◆ Exercise description
Copy out every record that follows, word for word.
_____
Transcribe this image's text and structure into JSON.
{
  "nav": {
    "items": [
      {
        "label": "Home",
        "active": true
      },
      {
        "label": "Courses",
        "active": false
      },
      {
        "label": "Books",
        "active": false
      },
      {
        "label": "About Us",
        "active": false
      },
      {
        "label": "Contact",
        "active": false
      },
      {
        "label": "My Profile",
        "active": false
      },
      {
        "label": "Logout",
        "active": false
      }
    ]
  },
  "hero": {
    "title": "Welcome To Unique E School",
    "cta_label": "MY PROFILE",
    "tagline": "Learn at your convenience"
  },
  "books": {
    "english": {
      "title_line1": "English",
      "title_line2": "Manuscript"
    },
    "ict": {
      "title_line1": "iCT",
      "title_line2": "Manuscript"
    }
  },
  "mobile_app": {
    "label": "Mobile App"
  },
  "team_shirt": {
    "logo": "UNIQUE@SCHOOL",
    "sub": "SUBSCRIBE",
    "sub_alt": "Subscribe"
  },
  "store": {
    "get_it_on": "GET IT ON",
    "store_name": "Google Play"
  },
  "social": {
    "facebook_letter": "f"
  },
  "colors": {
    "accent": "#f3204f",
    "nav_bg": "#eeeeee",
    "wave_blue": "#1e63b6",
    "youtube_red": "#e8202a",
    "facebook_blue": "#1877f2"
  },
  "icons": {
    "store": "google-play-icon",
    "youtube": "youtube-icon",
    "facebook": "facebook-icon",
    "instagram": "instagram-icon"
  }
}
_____
◆ Response to the task
Transcribe this image's text and structure into JSON.
{
  "nav": {
    "items": [
      {
        "label": "Home",
        "active": true
      },
      {
        "label": "Courses",
        "active": false
      },
      {
        "label": "Books",
        "active": false
      },
      {
        "label": "About Us",
        "active": false
      },
      {
        "label": "Contact",
        "active": false
      },
      {
        "label": "My Profile",
        "active": false
      },
      {
        "label": "Logout",
        "active": false
      }
    ]
  },
  "hero": {
    "title": "Welcome To Unique E School",
    "cta_label": "MY PROFILE",
    "tagline": "Learn at your convenience"
  },
  "books": {
    "english": {
      "title_line1": "English",
      "title_line2": "Manuscript"
    },
    "ict": {
      "title_line1": "iCT",
      "title_line2": "Manuscript"
    }
  },
  "mobile_app": {
    "label": "Mobile App"
  },
  "team_shirt": {
    "logo": "UNIQUE@SCHOOL",
    "sub": "SUBSCRIBE",
    "sub_alt": "Subscribe"
  },
  "store": {
    "get_it_on": "GET IT ON",
    "store_name": "Google Play"
  },
  "social": {
    "facebook_letter": "f"
  },
  "colors": {
    "accent": "#f3204f",
    "nav_bg": "#eeeeee",
    "wave_blue": "#1e63b6",
    "youtube_red": "#e8202a",
    "facebook_blue": "#1877f2"
  },
  "icons": {
    "store": "google-play-icon",
    "youtube": "youtube-icon",
    "facebook": "facebook-icon",
    "instagram": "instagram-icon"
  }
}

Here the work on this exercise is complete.